The problem in this case is that the statute and regulations provide a link to the unextended due dates.  Thus the statutes had expired on all of the returns prior to date in Y15 that Form 1120X was filed.

But, as was noted above, they had told an IRS agent they were expecting to file a refund claim related to this before the expiration of the statute for Y4, the year when an actual overpayment would exist.  As the memorandum notes:

In this case, Corporation B informed the Service of its intention to make a claim for refund for Corporation A for tax year Y4, the amount of the refund and the basis for the future claim, all within the period of limitations for filing a claim for refund for tax year Y4.

So the question was--despite the fact that the formal claim was filed after the expiration of the statute, did this communication serve to keep the claim alive?

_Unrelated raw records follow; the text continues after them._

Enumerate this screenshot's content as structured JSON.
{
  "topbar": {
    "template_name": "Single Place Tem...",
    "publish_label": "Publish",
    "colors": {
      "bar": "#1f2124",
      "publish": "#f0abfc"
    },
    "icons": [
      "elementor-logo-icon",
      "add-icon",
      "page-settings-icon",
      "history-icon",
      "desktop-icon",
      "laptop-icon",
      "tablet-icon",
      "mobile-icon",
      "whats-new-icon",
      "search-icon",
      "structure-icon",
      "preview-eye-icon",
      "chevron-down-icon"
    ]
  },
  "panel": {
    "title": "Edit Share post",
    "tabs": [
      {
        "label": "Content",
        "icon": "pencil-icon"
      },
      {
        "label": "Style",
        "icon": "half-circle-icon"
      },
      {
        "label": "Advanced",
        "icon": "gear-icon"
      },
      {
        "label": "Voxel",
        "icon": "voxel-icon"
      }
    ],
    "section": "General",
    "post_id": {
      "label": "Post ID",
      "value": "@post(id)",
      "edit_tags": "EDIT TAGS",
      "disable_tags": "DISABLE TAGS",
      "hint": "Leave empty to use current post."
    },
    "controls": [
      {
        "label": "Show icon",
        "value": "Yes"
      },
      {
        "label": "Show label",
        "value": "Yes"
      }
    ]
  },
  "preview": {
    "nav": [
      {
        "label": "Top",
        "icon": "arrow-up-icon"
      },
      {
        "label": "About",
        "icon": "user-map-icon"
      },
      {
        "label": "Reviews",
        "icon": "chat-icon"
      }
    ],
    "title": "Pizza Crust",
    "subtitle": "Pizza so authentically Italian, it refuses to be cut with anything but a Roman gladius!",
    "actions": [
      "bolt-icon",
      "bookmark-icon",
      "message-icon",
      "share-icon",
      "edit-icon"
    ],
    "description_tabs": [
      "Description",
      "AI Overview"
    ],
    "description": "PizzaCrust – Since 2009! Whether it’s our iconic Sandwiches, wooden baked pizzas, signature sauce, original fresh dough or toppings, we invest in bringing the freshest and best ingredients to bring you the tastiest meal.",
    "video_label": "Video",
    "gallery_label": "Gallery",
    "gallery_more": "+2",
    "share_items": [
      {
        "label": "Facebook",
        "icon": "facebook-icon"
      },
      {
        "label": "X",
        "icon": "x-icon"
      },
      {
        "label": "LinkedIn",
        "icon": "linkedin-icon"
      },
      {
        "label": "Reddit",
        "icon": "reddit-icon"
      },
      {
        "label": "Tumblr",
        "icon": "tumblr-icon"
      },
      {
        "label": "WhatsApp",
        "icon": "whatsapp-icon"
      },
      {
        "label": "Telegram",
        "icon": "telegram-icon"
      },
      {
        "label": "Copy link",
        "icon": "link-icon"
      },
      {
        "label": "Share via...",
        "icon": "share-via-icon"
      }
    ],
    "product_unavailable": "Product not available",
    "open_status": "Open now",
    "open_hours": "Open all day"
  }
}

The memorandum concludes no.

To qualify as an “informal claim” the memorandum notes it must meet the following tests:

There are four elements to an informal claim. Pala, Inc. Employees Profit Sharing Plan & Trust Agreement v. United States, 234 F.3d 873, 877 (5th Cir. 2000). An informal claim must (1) be timely, (2) assert a right to a refund, (3) describe the tax, tax year and basis for the claim, and (4) have a written component. Id.; see Mobil Corp. v. United States, 67 Fed. Cl. 708, 716 (2005). An informal claim must put the Service on actual or constructive notice that the taxpayer is currently asserting a right to a refund. Mobil, 67 Fed. Cl. at 716. It is not enough to inform the Service of an intention to file a claim in the future. Id. at 717.

The memorandum found the informal claim wanting for a number of reasons, noting:

However, Corporation B failed to actually assert a claim for a refund for Corporation A; instead it merely communicated its intention to file a claim in the future. Showing the team coordinator its draft Form 1120X does not constitute asserting a claim, as the implication of this was simply that Corporation B was working on making a formal claim that it would file in the future for Corporation A. Further, Corporation B cannot rely on the circumstances surrounding the draft Form 1120X to indicate that it was making an informal claim for Corporation A, as Corporation B still had over three weeks to finalize and file the formal claim before the period of limitations expired. Putting the Service on notice of its intention to file a claim in the future does not equate to Corporation B making an informal claim for Corporation A.

Additionally, there is no written component in this case. While there is case law holding that the element of a written component can be satisfied by writing that was produced by the Service, New England Elec. Sys. v. United States, 32 Fed. Cl. 636, 643-44 (1995), at a minimum, the written component must be sufficient to be regarded as an assertion by the taxpayer that she believes the tax has been overpaid. Id. The various communications from Corporation B to the team coordinator imply, at most, Corporation B's intent to file a formal claim for Corporation A in the future, not that it asserted a claim. Similarly, the team coordinator's notes only indicate that Corporation B will file a formal claim for Corporation A in the future, not that Corporation B had actually asserted a claim.

A second potential way to revive the claim is found in the waiver doctrine.  As the memorandum notes:

The waiver doctrine operates such that when "the taxpayer files a timely formal claim but fails to include the specific claim for relief, the claim may nonetheless be considered timely if the IRS considers that specific claim within the limitations period." Computervision Corp., 445 F.3d at 1366. However, there can only be a waiver if the Service waives the requirements of the regulation during the limitations period; consideration outside of the limitations period does not constitute waiver. Id. at 1367; see United States v. Brockamp, 519 U.S. 347, 352 (1997) (holding that equitable tolling does not apply to toll the period of limitation on claiming a refund).

The memorandum concludes that, in fact, the IRS did not give any consideration of the claim prior to the expiration of the statute.  Thus, the memorandum concludes, the claim, however meritorious, is untimely and should be denied.